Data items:
★ ★ ★
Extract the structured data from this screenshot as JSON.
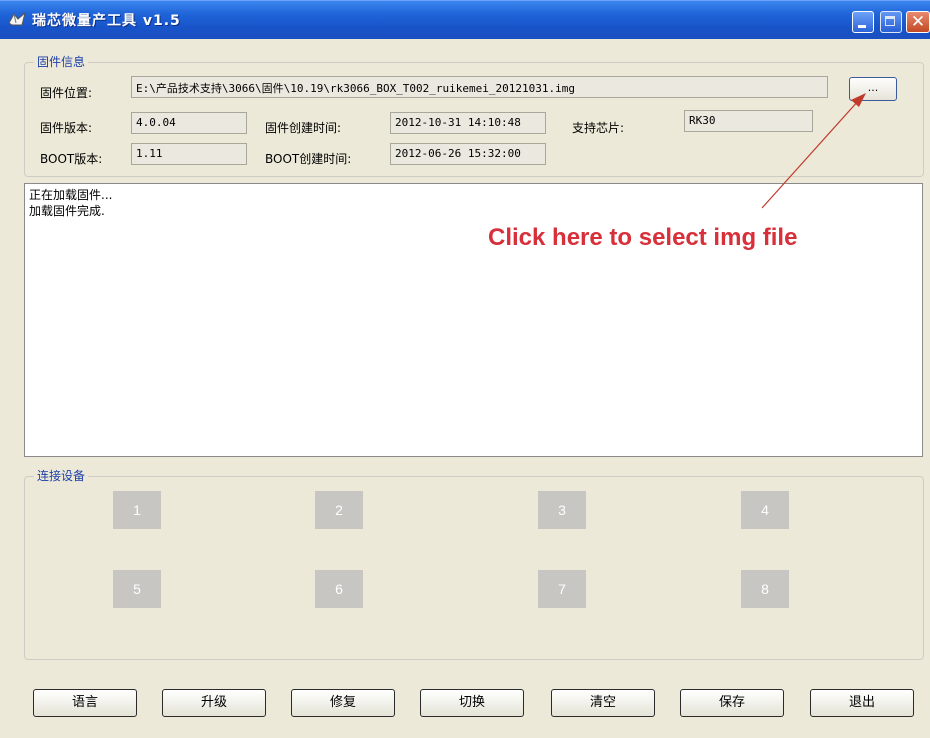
{
  "window": {
    "title": "瑞芯微量产工具 v1.5"
  },
  "firmware": {
    "group_label": "固件信息",
    "path_label": "固件位置:",
    "path_value": "E:\\产品技术支持\\3066\\固件\\10.19\\rk3066_BOX_T002_ruikemei_20121031.img",
    "browse_label": "...",
    "version_label": "固件版本:",
    "version_value": "4.0.04",
    "build_time_label": "固件创建时间:",
    "build_time_value": "2012-10-31 14:10:48",
    "chip_label": "支持芯片:",
    "chip_value": "RK30",
    "boot_version_label": "BOOT版本:",
    "boot_version_value": "1.11",
    "boot_time_label": "BOOT创建时间:",
    "boot_time_value": "2012-06-26 15:32:00"
  },
  "log": {
    "lines": [
      "正在加载固件...",
      "加载固件完成."
    ]
  },
  "annotation": {
    "text": "Click here to select img file",
    "color": "#d8303a"
  },
  "devices": {
    "group_label": "连接设备",
    "slots": [
      "1",
      "2",
      "3",
      "4",
      "5",
      "6",
      "7",
      "8"
    ]
  },
  "buttons": {
    "language": "语言",
    "upgrade": "升级",
    "repair": "修复",
    "switch": "切换",
    "clear": "清空",
    "save": "保存",
    "exit": "退出"
  }
}
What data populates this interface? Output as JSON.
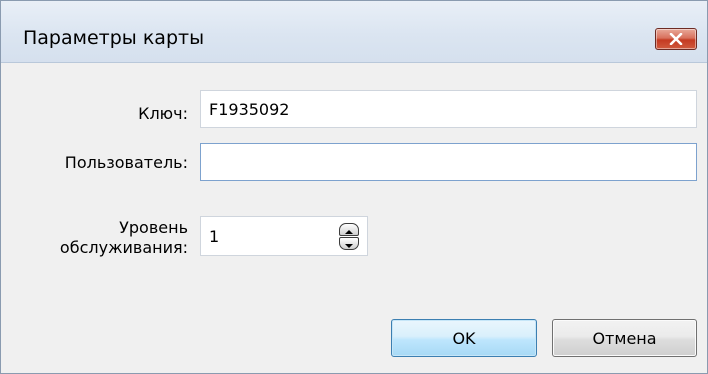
{
  "window": {
    "title": "Параметры карты",
    "close_icon": "close-icon"
  },
  "form": {
    "key_label": "Ключ:",
    "key_value": "F1935092",
    "user_label": "Пользователь:",
    "user_value": "",
    "level_label": "Уровень обслуживания:",
    "level_value": "1",
    "spinner_icons": [
      "chevron-up-icon",
      "chevron-down-icon"
    ]
  },
  "buttons": {
    "ok_label": "OK",
    "cancel_label": "Отмена"
  },
  "colors": {
    "dialog_bg": "#f0f0f0",
    "titlebar_bg": "#dbe5f1",
    "close_button": "#c43a22",
    "focus_border": "#7da2ce",
    "ok_button": "#bee6fd"
  }
}
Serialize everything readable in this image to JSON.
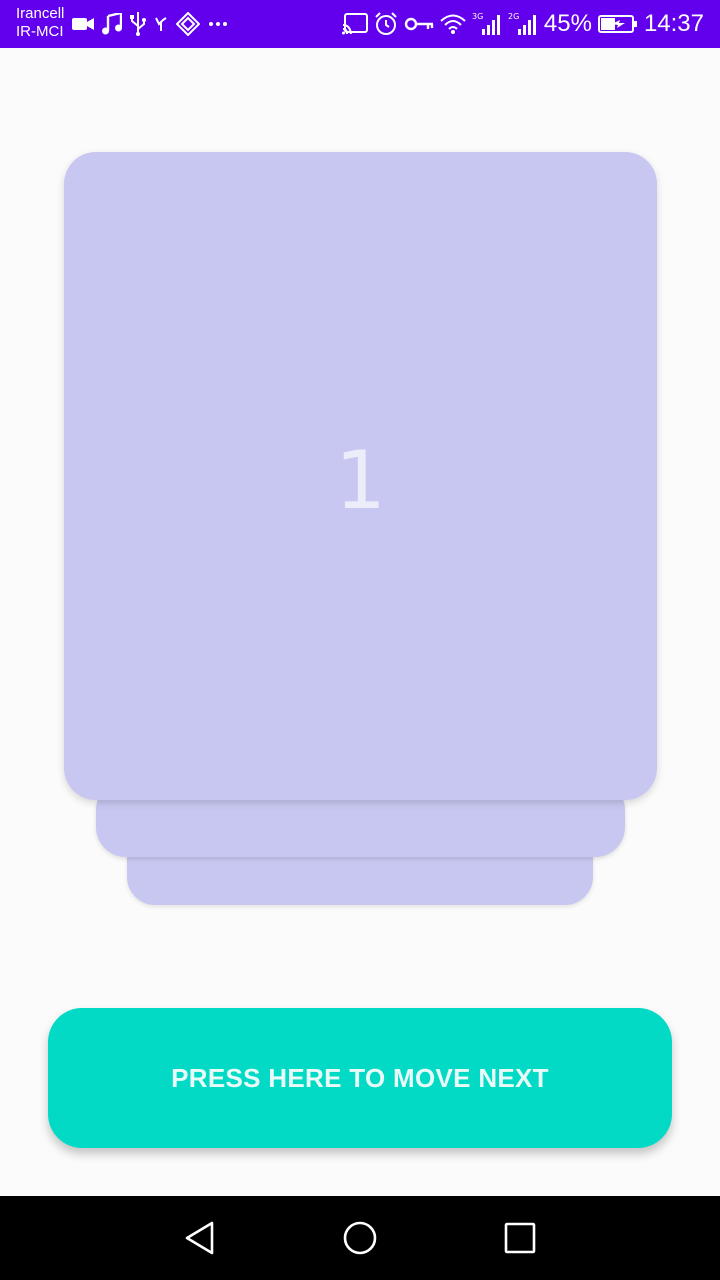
{
  "status_bar": {
    "carrier_line1": "Irancell",
    "carrier_line2": "IR-MCI",
    "left_icons": [
      "video-camera-icon",
      "music-note-icon",
      "usb-icon",
      "persian-digit-2-icon",
      "diamond-app-icon",
      "more-dots-icon"
    ],
    "right_icons": [
      "cast-icon",
      "alarm-icon",
      "key-icon",
      "wifi-icon",
      "signal-3g-icon",
      "signal-2g-icon"
    ],
    "battery_percent": "45%",
    "time": "14:37",
    "background_color": "#6200ee"
  },
  "cards": {
    "front_number": "1",
    "card_color": "#c7c7f1",
    "stack_count": 3
  },
  "next_button": {
    "label": "PRESS HERE TO MOVE NEXT",
    "color": "#03dac5"
  },
  "navigation_bar": {
    "buttons": [
      "back-icon",
      "home-icon",
      "recents-icon"
    ]
  }
}
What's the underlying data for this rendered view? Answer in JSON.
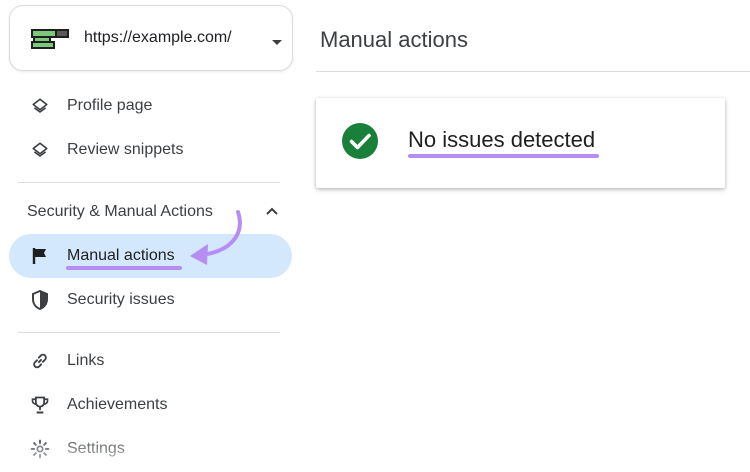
{
  "property": {
    "url": "https://example.com/"
  },
  "sidebar": {
    "items_top": [
      {
        "label": "Profile page",
        "icon": "layers-icon"
      },
      {
        "label": "Review snippets",
        "icon": "layers-icon"
      }
    ],
    "section_header": "Security & Manual Actions",
    "section_items": [
      {
        "label": "Manual actions",
        "icon": "flag-icon",
        "active": true
      },
      {
        "label": "Security issues",
        "icon": "shield-icon"
      }
    ],
    "items_bottom": [
      {
        "label": "Links",
        "icon": "link-icon"
      },
      {
        "label": "Achievements",
        "icon": "trophy-icon"
      },
      {
        "label": "Settings",
        "icon": "gear-icon"
      }
    ]
  },
  "main": {
    "title": "Manual actions",
    "status": {
      "text": "No issues detected",
      "icon": "check-circle-icon"
    }
  },
  "colors": {
    "active_bg": "#d3e8fd",
    "success": "#188038",
    "annotation": "#b68df2",
    "logo_green": "#7bc97b"
  }
}
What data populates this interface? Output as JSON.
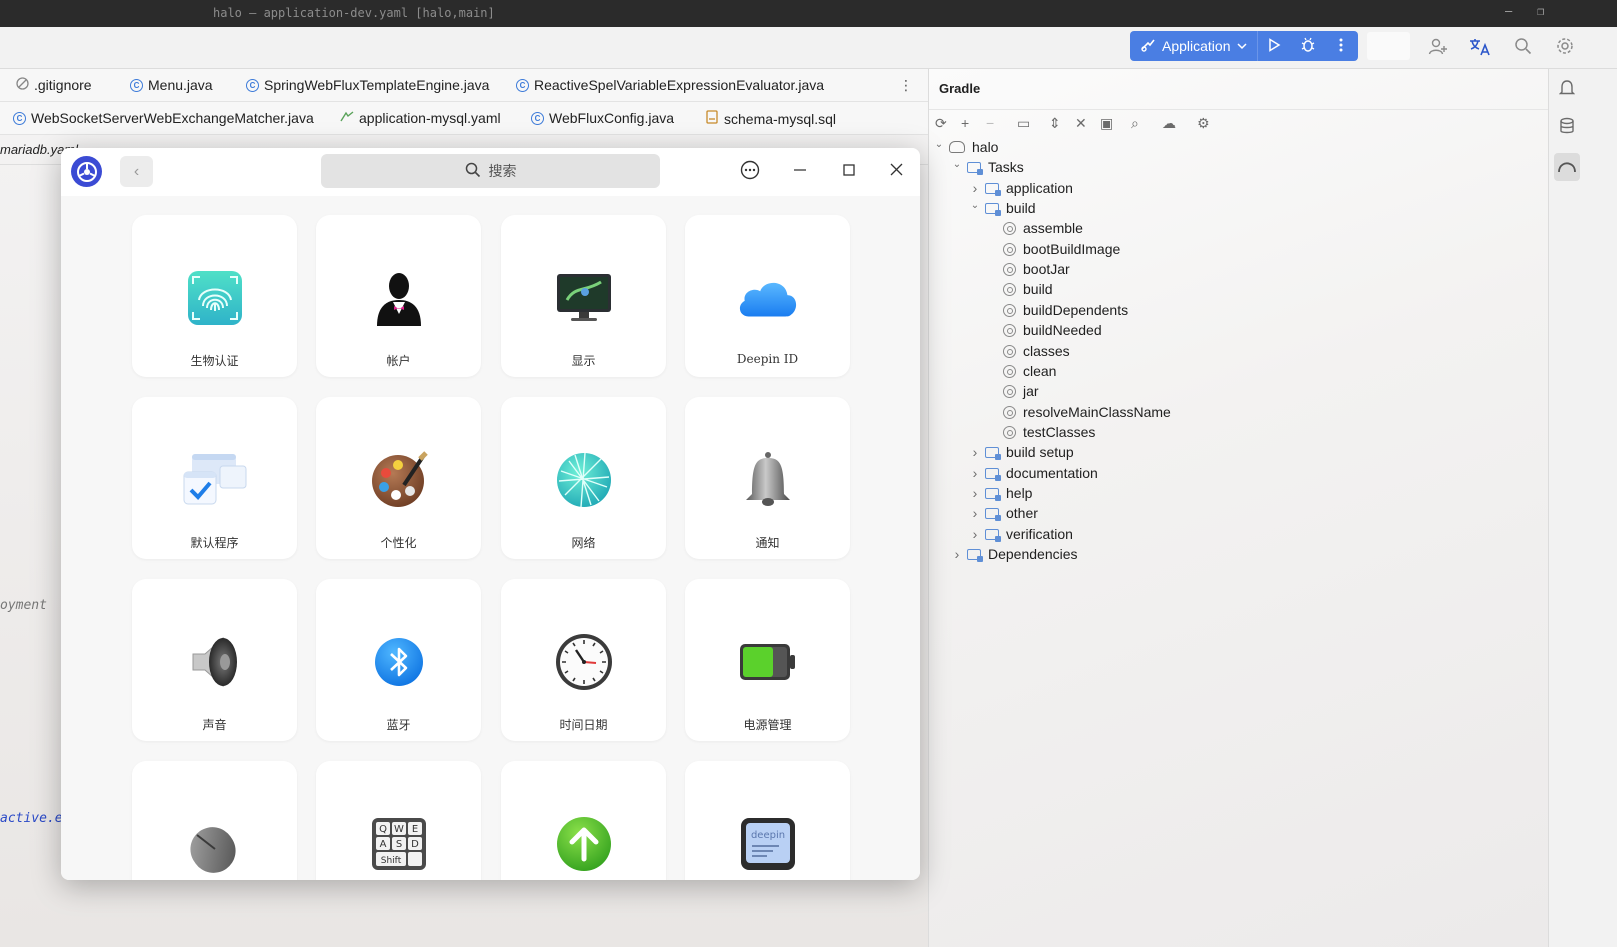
{
  "window": {
    "title": "halo – application-dev.yaml [halo,main]"
  },
  "toolbar": {
    "run_config_label": "Application",
    "icons": [
      "run-config-icon",
      "chevron-down-icon",
      "run-icon",
      "debug-icon",
      "more-vert-icon",
      "add-user-icon",
      "translate-icon",
      "search-icon",
      "gear-icon"
    ]
  },
  "editor": {
    "tabs_row1": [
      {
        "label": ".gitignore",
        "icon": "ignore-file-icon"
      },
      {
        "label": "Menu.java",
        "icon": "class-icon"
      },
      {
        "label": "SpringWebFluxTemplateEngine.java",
        "icon": "class-icon"
      },
      {
        "label": "ReactiveSpelVariableExpressionEvaluator.java",
        "icon": "class-icon"
      }
    ],
    "tabs_row2": [
      {
        "label": "WebSocketServerWebExchangeMatcher.java",
        "icon": "class-icon"
      },
      {
        "label": "application-mysql.yaml",
        "icon": "yaml-icon"
      },
      {
        "label": "WebFluxConfig.java",
        "icon": "class-icon"
      },
      {
        "label": "schema-mysql.sql",
        "icon": "sql-icon"
      }
    ],
    "partial_tab": "mariadb.yaml",
    "code_fragments": [
      "oyment",
      "active.e"
    ]
  },
  "gradle": {
    "title": "Gradle",
    "tree": [
      {
        "label": "halo",
        "level": 0,
        "kind": "root",
        "expanded": true
      },
      {
        "label": "Tasks",
        "level": 1,
        "kind": "folder",
        "expanded": true
      },
      {
        "label": "application",
        "level": 2,
        "kind": "folder",
        "expanded": false
      },
      {
        "label": "build",
        "level": 2,
        "kind": "folder",
        "expanded": true
      },
      {
        "label": "assemble",
        "level": 3,
        "kind": "task"
      },
      {
        "label": "bootBuildImage",
        "level": 3,
        "kind": "task"
      },
      {
        "label": "bootJar",
        "level": 3,
        "kind": "task"
      },
      {
        "label": "build",
        "level": 3,
        "kind": "task"
      },
      {
        "label": "buildDependents",
        "level": 3,
        "kind": "task"
      },
      {
        "label": "buildNeeded",
        "level": 3,
        "kind": "task"
      },
      {
        "label": "classes",
        "level": 3,
        "kind": "task"
      },
      {
        "label": "clean",
        "level": 3,
        "kind": "task"
      },
      {
        "label": "jar",
        "level": 3,
        "kind": "task"
      },
      {
        "label": "resolveMainClassName",
        "level": 3,
        "kind": "task"
      },
      {
        "label": "testClasses",
        "level": 3,
        "kind": "task"
      },
      {
        "label": "build setup",
        "level": 2,
        "kind": "folder",
        "expanded": false
      },
      {
        "label": "documentation",
        "level": 2,
        "kind": "folder",
        "expanded": false
      },
      {
        "label": "help",
        "level": 2,
        "kind": "folder",
        "expanded": false
      },
      {
        "label": "other",
        "level": 2,
        "kind": "folder",
        "expanded": false
      },
      {
        "label": "verification",
        "level": 2,
        "kind": "folder",
        "expanded": false
      },
      {
        "label": "Dependencies",
        "level": 1,
        "kind": "folder",
        "expanded": false
      }
    ]
  },
  "settings": {
    "search_placeholder": "搜索",
    "modules": [
      {
        "label": "生物认证",
        "icon": "fingerprint-icon"
      },
      {
        "label": "帐户",
        "icon": "account-icon"
      },
      {
        "label": "显示",
        "icon": "display-icon"
      },
      {
        "label": "Deepin ID",
        "icon": "cloud-icon"
      },
      {
        "label": "默认程序",
        "icon": "default-apps-icon"
      },
      {
        "label": "个性化",
        "icon": "palette-icon"
      },
      {
        "label": "网络",
        "icon": "network-icon"
      },
      {
        "label": "通知",
        "icon": "bell-icon"
      },
      {
        "label": "声音",
        "icon": "speaker-icon"
      },
      {
        "label": "蓝牙",
        "icon": "bluetooth-icon"
      },
      {
        "label": "时间日期",
        "icon": "clock-icon"
      },
      {
        "label": "电源管理",
        "icon": "battery-icon"
      },
      {
        "label": "",
        "icon": "mouse-icon"
      },
      {
        "label": "",
        "icon": "keyboard-icon"
      },
      {
        "label": "",
        "icon": "update-icon"
      },
      {
        "label": "",
        "icon": "system-info-icon"
      }
    ],
    "keyboard_keys": [
      "Q",
      "W",
      "E",
      "A",
      "S",
      "D",
      "Shift"
    ],
    "system_info_brand": "deepin"
  },
  "colors": {
    "accent": "#4a7ee3",
    "titlebar": "#2b2b2b",
    "deepin_logo": "#3b4bd4"
  }
}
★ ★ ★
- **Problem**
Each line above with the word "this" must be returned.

- **Answer space**
Extract the structured data from this screenshot as JSON.
What data populates this interface? Output as JSON.
Serialize everything readable in this image to JSON.
What's the underlying data for this rendered view? Answer in JSON.
What data populates this interface? Output as JSON.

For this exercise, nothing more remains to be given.